### Work to be completed
Copy out all lines bearing the word "Belediyesi" from the listing below.
Entries supplied Block Start
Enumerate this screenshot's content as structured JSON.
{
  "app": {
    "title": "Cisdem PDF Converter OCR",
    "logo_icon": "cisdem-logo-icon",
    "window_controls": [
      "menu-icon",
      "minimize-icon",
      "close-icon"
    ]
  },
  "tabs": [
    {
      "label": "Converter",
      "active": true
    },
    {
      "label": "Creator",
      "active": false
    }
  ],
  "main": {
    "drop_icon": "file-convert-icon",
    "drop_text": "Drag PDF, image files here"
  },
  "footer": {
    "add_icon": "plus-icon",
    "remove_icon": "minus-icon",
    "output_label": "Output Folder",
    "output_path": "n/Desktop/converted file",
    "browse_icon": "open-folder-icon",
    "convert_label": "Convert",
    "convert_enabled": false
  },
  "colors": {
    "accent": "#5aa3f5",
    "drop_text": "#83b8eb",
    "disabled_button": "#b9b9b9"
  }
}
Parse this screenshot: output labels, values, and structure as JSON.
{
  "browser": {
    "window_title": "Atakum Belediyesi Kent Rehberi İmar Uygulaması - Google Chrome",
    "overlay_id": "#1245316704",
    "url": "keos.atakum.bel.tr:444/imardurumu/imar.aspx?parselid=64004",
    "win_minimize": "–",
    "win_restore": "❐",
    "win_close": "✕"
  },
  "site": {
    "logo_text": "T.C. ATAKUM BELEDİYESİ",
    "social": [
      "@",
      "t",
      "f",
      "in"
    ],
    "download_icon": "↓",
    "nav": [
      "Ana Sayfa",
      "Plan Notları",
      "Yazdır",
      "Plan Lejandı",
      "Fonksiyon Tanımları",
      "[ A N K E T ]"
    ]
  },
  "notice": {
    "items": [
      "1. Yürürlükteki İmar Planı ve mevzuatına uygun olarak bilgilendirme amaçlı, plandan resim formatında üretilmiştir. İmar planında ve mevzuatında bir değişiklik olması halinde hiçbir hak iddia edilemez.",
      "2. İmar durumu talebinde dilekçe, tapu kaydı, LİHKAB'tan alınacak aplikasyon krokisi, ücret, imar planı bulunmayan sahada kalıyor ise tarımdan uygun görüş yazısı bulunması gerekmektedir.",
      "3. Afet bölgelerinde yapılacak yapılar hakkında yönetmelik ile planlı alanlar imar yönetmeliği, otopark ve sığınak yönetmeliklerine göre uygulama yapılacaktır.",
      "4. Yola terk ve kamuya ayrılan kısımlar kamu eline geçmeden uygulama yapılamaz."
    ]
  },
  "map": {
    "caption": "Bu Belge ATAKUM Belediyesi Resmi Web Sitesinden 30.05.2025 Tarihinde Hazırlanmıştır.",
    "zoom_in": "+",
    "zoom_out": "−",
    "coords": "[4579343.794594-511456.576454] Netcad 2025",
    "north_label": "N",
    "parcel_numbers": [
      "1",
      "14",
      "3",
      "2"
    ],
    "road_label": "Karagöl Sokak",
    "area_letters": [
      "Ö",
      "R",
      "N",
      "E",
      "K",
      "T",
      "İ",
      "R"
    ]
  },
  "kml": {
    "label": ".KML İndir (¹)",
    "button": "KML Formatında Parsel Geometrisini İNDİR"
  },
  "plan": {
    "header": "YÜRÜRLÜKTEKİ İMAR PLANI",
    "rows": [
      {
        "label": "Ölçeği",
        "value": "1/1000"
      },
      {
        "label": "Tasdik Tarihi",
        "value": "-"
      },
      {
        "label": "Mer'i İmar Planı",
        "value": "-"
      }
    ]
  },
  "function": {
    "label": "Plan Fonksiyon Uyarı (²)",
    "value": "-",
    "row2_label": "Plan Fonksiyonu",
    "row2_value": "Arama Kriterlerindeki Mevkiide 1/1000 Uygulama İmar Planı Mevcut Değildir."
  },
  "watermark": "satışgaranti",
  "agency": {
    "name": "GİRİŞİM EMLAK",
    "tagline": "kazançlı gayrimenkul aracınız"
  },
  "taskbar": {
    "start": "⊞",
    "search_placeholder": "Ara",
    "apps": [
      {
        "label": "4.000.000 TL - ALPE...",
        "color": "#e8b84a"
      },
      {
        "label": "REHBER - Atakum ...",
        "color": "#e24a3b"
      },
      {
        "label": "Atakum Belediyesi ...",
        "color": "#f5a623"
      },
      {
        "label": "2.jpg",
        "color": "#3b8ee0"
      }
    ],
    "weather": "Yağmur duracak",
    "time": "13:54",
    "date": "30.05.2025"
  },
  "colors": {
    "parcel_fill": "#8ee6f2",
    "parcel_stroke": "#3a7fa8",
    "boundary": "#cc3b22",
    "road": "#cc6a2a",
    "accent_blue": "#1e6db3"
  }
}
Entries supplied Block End
### Exercise result
    "window_title": "Atakum Belediyesi Kent Rehberi İmar Uygulaması - Google Chrome",
    "caption": "Bu Belge ATAKUM Belediyesi Resmi Web Sitesinden 30.05.2025 Tarihinde Hazırlanmıştır.",
        "label": "Atakum Belediyesi ...",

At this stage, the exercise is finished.